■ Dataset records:
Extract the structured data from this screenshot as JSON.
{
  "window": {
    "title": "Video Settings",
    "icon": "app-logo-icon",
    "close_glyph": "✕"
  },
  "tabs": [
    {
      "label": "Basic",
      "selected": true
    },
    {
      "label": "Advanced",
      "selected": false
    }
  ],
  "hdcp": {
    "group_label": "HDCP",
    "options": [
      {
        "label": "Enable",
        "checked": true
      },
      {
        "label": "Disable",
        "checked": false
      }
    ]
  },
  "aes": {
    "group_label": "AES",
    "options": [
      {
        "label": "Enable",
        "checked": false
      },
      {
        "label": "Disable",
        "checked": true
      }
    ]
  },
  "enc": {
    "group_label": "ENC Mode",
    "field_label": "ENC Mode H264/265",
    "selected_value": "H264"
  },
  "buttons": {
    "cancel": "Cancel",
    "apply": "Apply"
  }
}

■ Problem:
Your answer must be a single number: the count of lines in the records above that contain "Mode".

■ Answer to this problem:
2